Also worth visiting is the historic Haedong Yonggungsa Temple, a seaside Buddhist complex dedicated to Gwanseum-bosal, the Goddess of Compassion. This mesmeric site is located six kilometers from Haeundae Beach, Busan’s most popular. And speaking of beaches, those who prefer something quieter can go to Songjeong Beach instead of the usually packed Haeundae.
The city also has a flourishing market scene where one is likely to find a delightful assortment of goods. The traditional Gukje International Market is a prime spot to shop for vintage items, locally made products and a variety of snacks, while the Jagalchi Market boasts an array of seafood dishes that you’re unlikely to find elsewhere.
Meanwhile, fans of Korean movies should visit Busan in October when the famed Busan International Film Festival is held.
Hiking is also a hit in Busan. Jangsan Mountain is an easy hike that offers spectacular city views. Those who prefer to stay closer to the sea can try Igidae Park, which affords calming views of the cliffs and ocean. After a tiring day of discovery, there are around 450 spas and natural hot springs to choose from in which to enjoy a healing soak.
Experience more natural explorations on Jeju, a breathtakingly beautiful island that’s only an hour’s flight away from Seoul or Busan. Traveling to this island is convenient as the Jeju International Airport, South Korea’s second-largest, has a total of 29 direct flights (13 domestic and 16 international) to connect with major cities in China, Japan, and other Southeast Asian countries.
Visitors to Jeju Island will be wowed by beautiful beaches, cultural landmarks, national parks, and even more exhilarating hikes. The jaw-dropping Hallasan Mountain is South Korea’s highest peak and a geological treasure. Hallasan can be explored via several trails. Particularly worth experiencing is the Seongsan Sunrise Peak (Seongsan Ilchulbong), a bowl-shaped crater formed some 5,000 years ago. It offers some of the most gorgeous views of the sunrise, while its base offers dramatic landscapes — also formed by volcanic eruptions — that every visitor must see.

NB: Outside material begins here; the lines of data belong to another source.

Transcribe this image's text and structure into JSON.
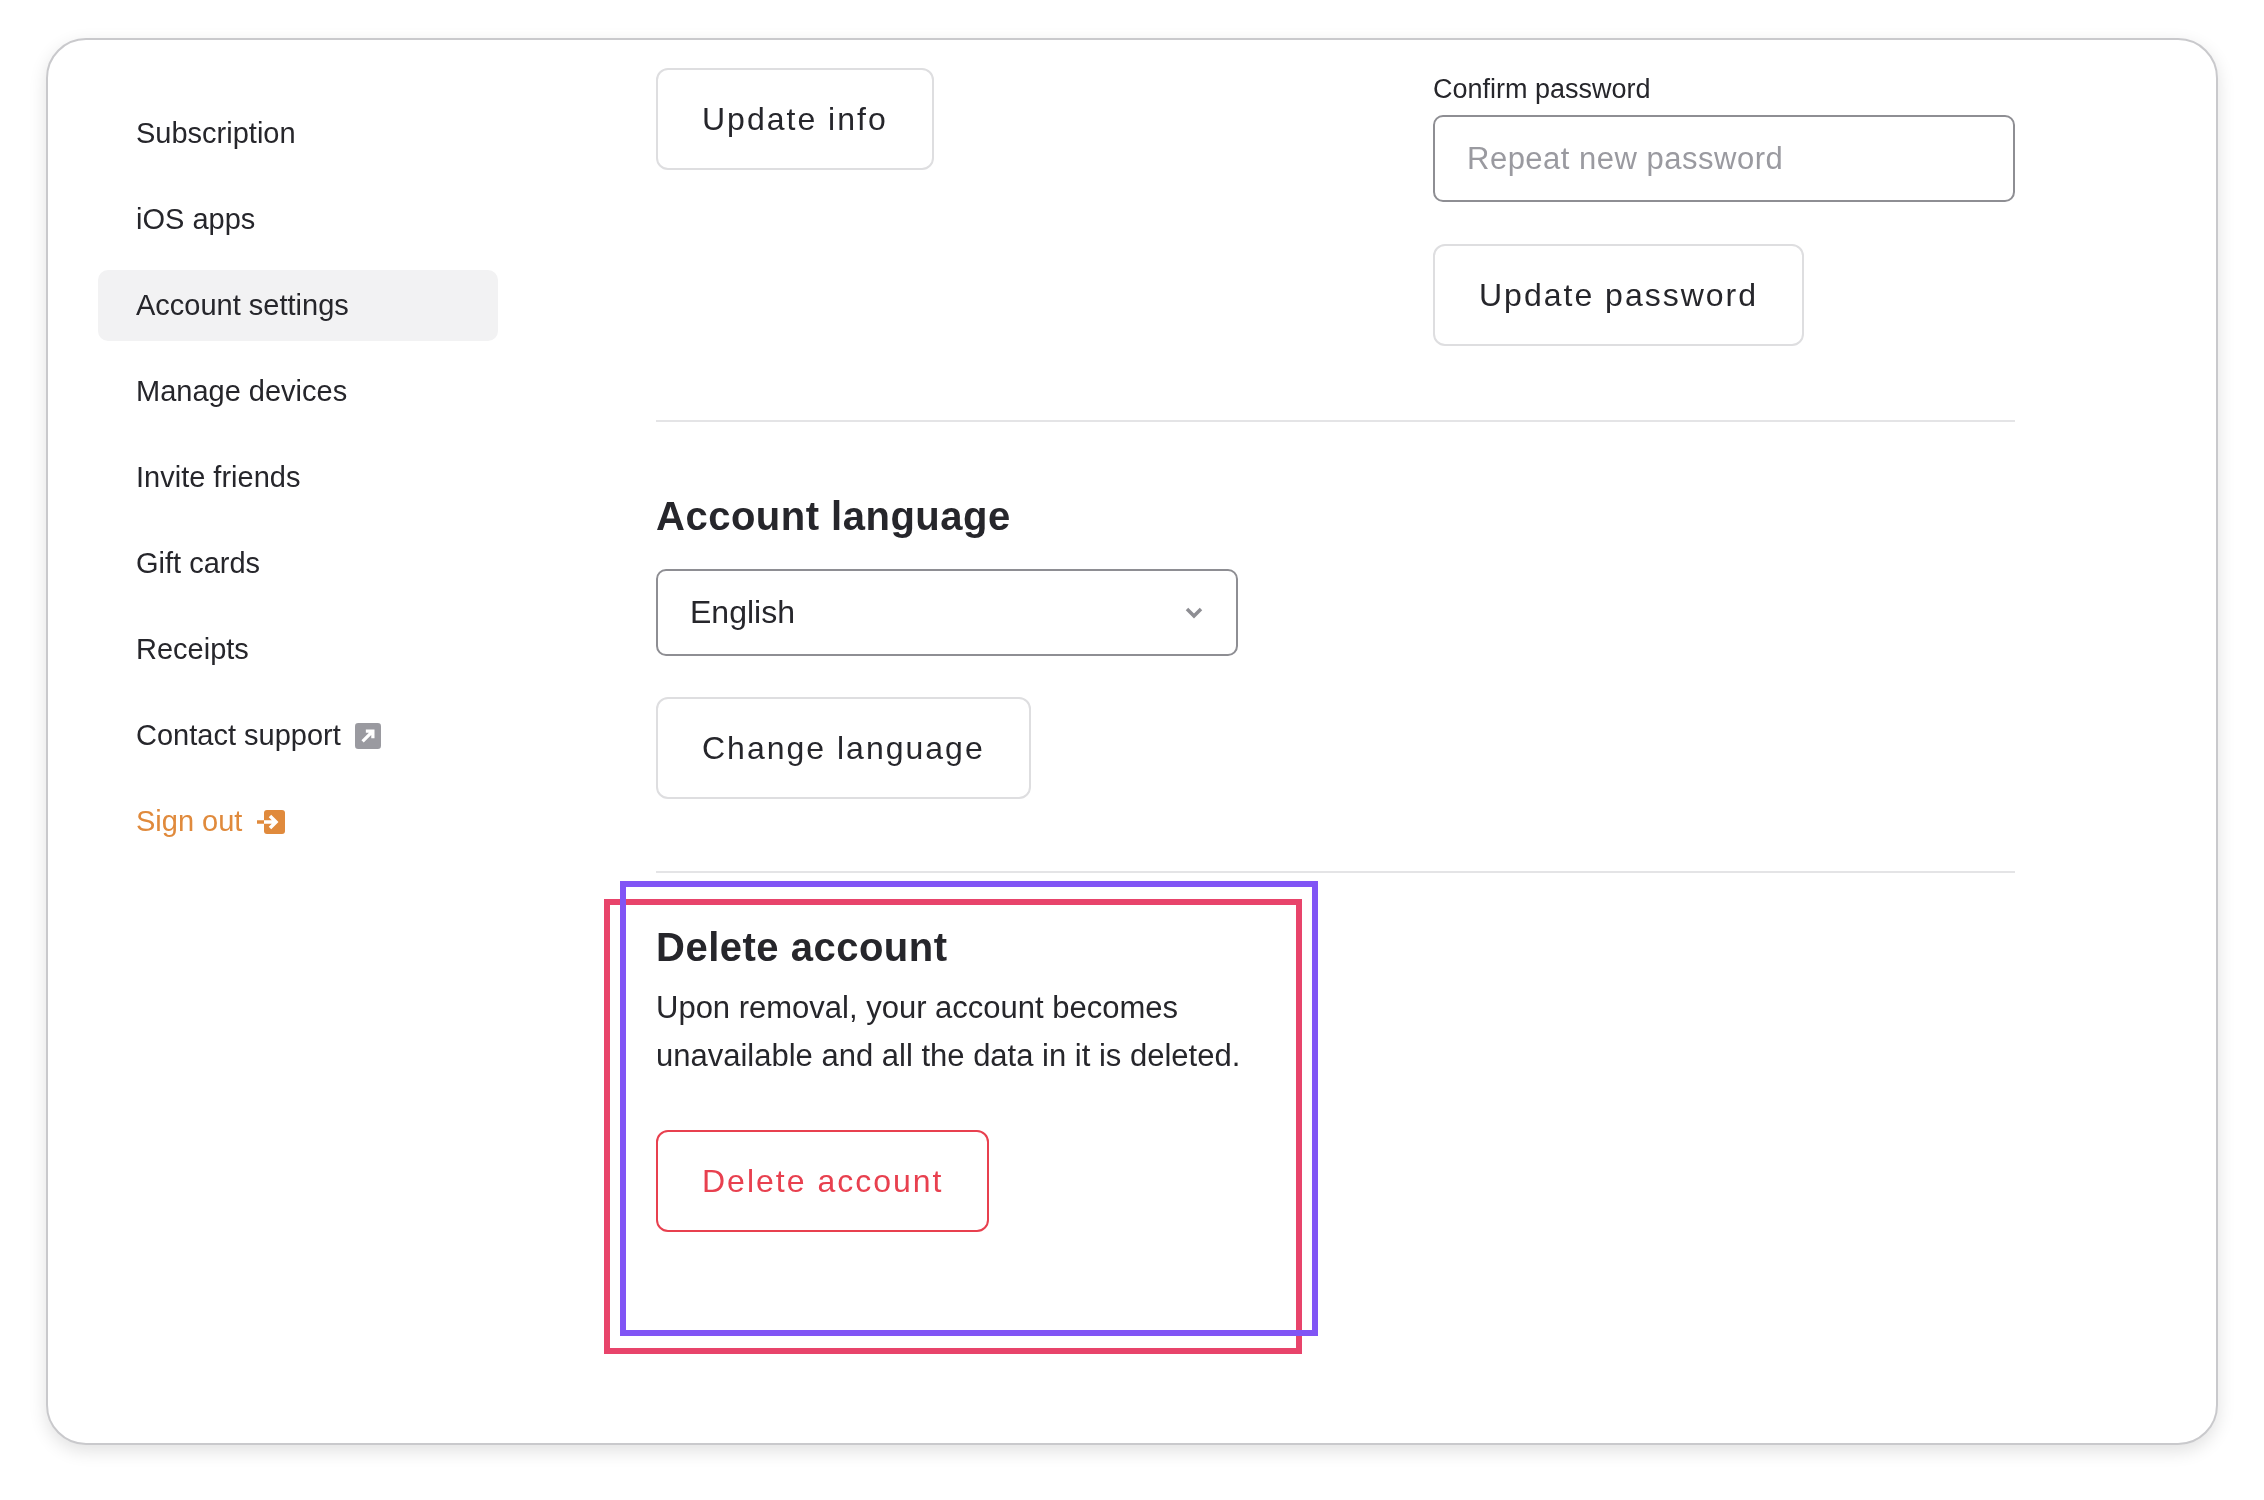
{
  "sidebar": {
    "items": [
      {
        "label": "Subscription",
        "selected": false,
        "kind": "link"
      },
      {
        "label": "iOS apps",
        "selected": false,
        "kind": "link"
      },
      {
        "label": "Account settings",
        "selected": true,
        "kind": "link"
      },
      {
        "label": "Manage devices",
        "selected": false,
        "kind": "link"
      },
      {
        "label": "Invite friends",
        "selected": false,
        "kind": "link"
      },
      {
        "label": "Gift cards",
        "selected": false,
        "kind": "link"
      },
      {
        "label": "Receipts",
        "selected": false,
        "kind": "link"
      },
      {
        "label": "Contact support",
        "selected": false,
        "kind": "external"
      },
      {
        "label": "Sign out",
        "selected": false,
        "kind": "signout"
      }
    ]
  },
  "profile": {
    "button": "Update info"
  },
  "password": {
    "label": "Confirm password",
    "placeholder": "Repeat new password",
    "button": "Update password"
  },
  "language": {
    "heading": "Account language",
    "value": "English",
    "button": "Change language"
  },
  "delete_account": {
    "heading": "Delete account",
    "description": "Upon removal, your account becomes unavailable and all the data in it is deleted.",
    "button": "Delete account"
  },
  "highlights": [
    {
      "color": "#e8446b"
    },
    {
      "color": "#8155f5"
    }
  ]
}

Off the coastal city of Seogwipo, Cheonjiyeon Falls is another popular attraction on Jeju Island. Cheonjiyeon, which roughly translates as “the pond where heaven and earth meet,” makes for a pleasant walk, day or night, as the water thunders its way from the rock cliffs and burbles down the stream.
Discover natural wonders in the Manjanggul Cave, one of the largest and most well-preserved lava tubes in the world. Scientists and tourists alike will be captivated by the formations — including stalactites, stalagmites, flowstones, lava tubes, and lava shelves — in this seven-kilometer-long underground world.
Wondrous landmarks, mesmerizing cultural traditions, and perhaps, a compelling reason to delve into K-pop, K-dramas, and K-brands await visitors to these beautiful places in South Korea. Why not explore them all?